__What to do__. Go through the lines below. Copy those with "ArcToolbox".

__Records to use__.
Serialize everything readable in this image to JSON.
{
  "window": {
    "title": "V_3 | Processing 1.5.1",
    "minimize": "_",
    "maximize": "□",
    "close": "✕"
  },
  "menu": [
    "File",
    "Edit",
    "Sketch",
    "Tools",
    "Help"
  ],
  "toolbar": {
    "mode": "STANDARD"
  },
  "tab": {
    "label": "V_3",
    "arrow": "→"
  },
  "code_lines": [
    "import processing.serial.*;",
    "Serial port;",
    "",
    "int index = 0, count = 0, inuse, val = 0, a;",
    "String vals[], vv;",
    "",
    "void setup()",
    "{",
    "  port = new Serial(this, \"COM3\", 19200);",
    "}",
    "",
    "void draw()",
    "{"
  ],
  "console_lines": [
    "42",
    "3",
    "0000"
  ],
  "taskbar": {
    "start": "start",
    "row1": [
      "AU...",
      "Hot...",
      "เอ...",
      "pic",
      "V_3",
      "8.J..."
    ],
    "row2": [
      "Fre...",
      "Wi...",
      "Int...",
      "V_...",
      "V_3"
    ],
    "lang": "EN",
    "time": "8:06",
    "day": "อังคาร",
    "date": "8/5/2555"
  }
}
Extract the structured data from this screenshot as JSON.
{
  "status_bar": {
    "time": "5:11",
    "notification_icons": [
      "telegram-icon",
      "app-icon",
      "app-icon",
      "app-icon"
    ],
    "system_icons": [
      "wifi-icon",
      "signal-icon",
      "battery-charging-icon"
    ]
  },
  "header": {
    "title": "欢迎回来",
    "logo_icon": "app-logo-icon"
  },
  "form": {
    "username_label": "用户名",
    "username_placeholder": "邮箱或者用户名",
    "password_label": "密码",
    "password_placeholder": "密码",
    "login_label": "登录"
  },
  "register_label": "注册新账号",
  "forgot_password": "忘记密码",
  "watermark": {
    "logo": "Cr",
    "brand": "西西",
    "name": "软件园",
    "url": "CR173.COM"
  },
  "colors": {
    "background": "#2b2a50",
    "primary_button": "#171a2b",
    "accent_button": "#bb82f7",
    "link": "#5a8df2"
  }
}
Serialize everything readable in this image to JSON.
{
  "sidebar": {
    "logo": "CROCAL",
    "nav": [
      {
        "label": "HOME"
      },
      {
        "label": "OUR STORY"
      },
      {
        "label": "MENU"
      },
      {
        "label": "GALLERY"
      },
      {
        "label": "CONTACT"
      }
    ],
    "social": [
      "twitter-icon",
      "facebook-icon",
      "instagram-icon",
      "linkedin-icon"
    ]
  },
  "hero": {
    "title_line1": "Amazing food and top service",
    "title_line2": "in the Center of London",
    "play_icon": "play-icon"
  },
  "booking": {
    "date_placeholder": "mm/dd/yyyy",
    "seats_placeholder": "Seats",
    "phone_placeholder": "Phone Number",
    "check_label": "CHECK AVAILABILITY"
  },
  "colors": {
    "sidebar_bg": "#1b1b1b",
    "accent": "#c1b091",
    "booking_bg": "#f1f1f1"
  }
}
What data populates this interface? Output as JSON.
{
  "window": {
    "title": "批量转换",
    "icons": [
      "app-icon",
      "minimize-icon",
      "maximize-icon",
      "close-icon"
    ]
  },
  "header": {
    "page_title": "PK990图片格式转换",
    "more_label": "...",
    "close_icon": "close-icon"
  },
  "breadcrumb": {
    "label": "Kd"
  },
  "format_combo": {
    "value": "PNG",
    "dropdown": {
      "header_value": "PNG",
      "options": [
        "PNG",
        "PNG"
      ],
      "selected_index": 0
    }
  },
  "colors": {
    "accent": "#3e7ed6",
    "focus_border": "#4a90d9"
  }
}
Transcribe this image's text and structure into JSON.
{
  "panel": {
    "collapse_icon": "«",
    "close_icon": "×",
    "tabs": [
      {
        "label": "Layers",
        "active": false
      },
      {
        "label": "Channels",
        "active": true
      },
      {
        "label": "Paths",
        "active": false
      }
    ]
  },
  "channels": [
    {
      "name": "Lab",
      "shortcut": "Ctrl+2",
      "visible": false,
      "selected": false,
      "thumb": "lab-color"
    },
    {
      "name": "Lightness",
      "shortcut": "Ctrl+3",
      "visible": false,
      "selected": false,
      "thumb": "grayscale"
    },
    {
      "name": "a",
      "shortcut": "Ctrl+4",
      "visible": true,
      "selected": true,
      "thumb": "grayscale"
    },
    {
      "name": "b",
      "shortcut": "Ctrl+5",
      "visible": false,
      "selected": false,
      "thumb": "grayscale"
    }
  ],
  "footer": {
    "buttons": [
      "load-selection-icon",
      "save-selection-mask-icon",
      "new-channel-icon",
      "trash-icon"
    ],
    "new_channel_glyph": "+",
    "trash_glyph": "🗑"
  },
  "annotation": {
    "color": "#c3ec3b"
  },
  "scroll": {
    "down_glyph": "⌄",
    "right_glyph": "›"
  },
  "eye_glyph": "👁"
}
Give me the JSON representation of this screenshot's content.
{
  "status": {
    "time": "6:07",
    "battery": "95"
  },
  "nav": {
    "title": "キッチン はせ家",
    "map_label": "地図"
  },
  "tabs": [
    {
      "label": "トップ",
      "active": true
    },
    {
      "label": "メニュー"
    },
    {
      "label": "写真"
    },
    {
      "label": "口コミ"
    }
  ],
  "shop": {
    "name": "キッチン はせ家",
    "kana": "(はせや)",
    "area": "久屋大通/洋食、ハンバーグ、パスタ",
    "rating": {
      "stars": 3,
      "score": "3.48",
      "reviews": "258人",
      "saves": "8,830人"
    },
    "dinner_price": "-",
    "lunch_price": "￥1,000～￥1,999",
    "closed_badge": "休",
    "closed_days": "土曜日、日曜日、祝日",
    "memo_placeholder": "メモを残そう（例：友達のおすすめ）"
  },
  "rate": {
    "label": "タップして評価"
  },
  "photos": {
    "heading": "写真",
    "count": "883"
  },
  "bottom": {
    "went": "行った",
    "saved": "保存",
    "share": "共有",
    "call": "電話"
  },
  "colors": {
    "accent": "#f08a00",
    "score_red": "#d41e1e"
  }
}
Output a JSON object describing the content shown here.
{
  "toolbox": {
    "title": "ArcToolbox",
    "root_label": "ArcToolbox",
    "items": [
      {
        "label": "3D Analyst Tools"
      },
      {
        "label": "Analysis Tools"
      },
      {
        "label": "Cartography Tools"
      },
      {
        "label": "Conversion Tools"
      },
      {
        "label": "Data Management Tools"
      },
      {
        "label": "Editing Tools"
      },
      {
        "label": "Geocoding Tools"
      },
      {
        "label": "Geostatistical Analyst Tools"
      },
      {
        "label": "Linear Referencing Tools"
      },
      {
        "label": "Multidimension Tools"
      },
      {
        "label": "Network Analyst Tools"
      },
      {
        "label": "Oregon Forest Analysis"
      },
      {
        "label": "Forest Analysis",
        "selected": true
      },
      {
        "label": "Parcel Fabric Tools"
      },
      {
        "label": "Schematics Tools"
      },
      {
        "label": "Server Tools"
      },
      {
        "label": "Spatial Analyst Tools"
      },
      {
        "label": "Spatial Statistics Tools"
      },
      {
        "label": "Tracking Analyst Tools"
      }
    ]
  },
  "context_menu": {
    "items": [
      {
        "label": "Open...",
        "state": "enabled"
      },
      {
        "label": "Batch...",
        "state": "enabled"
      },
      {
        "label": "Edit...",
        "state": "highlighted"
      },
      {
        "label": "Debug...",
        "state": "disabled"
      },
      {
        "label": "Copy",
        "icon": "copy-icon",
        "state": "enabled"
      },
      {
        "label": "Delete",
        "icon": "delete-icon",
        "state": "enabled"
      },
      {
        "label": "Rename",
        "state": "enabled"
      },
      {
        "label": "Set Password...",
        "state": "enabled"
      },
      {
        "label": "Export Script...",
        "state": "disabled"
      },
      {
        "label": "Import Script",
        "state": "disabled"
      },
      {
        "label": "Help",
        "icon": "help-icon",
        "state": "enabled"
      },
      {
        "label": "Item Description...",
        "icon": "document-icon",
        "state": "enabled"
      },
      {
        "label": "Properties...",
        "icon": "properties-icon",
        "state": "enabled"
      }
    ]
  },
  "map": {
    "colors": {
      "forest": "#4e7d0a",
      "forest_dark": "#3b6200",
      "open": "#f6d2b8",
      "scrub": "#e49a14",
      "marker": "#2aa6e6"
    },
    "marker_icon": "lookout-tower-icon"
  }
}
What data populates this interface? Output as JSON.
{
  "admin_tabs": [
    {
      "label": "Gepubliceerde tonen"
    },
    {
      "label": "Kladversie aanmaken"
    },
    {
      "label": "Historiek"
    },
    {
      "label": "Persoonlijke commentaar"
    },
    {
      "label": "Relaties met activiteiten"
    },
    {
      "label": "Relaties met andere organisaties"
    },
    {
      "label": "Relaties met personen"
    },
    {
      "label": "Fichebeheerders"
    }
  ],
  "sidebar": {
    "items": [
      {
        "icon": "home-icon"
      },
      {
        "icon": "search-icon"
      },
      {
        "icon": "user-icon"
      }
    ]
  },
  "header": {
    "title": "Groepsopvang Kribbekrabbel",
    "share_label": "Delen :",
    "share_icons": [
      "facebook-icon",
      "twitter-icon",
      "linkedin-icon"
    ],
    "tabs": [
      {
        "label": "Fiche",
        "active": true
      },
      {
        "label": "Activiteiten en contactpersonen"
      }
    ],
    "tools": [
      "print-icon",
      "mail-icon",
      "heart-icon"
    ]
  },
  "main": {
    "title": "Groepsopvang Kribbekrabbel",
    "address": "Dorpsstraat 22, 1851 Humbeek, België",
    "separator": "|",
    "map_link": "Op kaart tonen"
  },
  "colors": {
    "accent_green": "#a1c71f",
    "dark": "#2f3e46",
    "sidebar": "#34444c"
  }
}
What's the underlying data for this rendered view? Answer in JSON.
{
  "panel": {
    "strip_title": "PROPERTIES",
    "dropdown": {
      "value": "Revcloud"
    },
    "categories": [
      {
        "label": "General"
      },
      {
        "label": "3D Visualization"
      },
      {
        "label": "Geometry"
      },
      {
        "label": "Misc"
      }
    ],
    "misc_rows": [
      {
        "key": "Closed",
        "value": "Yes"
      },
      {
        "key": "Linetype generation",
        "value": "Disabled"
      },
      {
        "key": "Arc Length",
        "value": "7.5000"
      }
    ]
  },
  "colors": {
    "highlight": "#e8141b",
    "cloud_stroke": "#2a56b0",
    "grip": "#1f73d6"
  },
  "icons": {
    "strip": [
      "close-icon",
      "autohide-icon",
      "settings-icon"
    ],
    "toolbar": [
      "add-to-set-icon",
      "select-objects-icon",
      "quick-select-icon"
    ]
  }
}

__Response area__.
    "title": "ArcToolbox",
    "root_label": "ArcToolbox",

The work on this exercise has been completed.